Source material
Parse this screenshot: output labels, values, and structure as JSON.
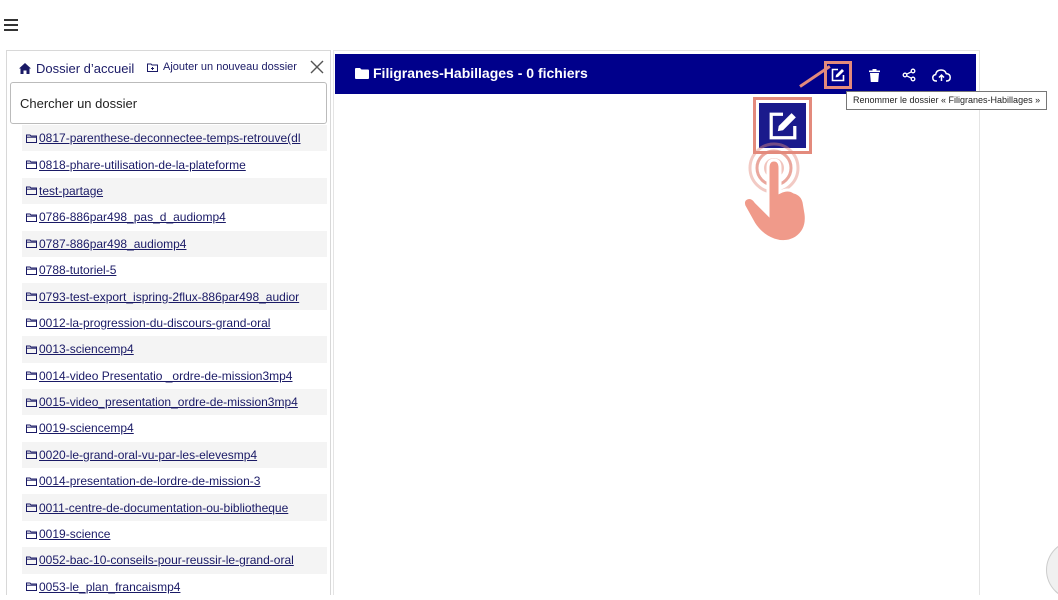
{
  "nav": {
    "menu_icon": "hamburger-icon"
  },
  "sidebar": {
    "home_label": "Dossier d’accueil",
    "add_label": "Ajouter un nouveau dossier",
    "search_placeholder": "Chercher un dossier",
    "folders": [
      "0817-parenthese-deconnectee-temps-retrouve(dl",
      "0818-phare-utilisation-de-la-plateforme",
      "test-partage",
      "0786-886par498_pas_d_audiomp4",
      "0787-886par498_audiomp4",
      "0788-tutoriel-5",
      "0793-test-export_ispring-2flux-886par498_audior",
      "0012-la-progression-du-discours-grand-oral",
      "0013-sciencemp4",
      "0014-video Presentatio _ordre-de-mission3mp4",
      "0015-video_presentation_ordre-de-mission3mp4",
      "0019-sciencemp4",
      "0020-le-grand-oral-vu-par-les-elevesmp4",
      "0014-presentation-de-lordre-de-mission-3",
      "0011-centre-de-documentation-ou-bibliotheque",
      "0019-science",
      "0052-bac-10-conseils-pour-reussir-le-grand-oral",
      "0053-le_plan_francaismp4"
    ]
  },
  "main": {
    "title": "Filigranes-Habillages - 0 fichiers",
    "toolbar_icons": [
      "edit-icon",
      "trash-icon",
      "share-icon",
      "cloud-upload-icon"
    ],
    "tooltip": "Renommer le dossier « Filigranes-Habillages »"
  },
  "colors": {
    "header_bg": "#00008b",
    "highlight": "#e38a7c",
    "link": "#1a1a66"
  }
}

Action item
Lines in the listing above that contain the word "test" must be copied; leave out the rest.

Exercise output
      "test-partage",
      "0793-test-export_ispring-2flux-886par498_audior",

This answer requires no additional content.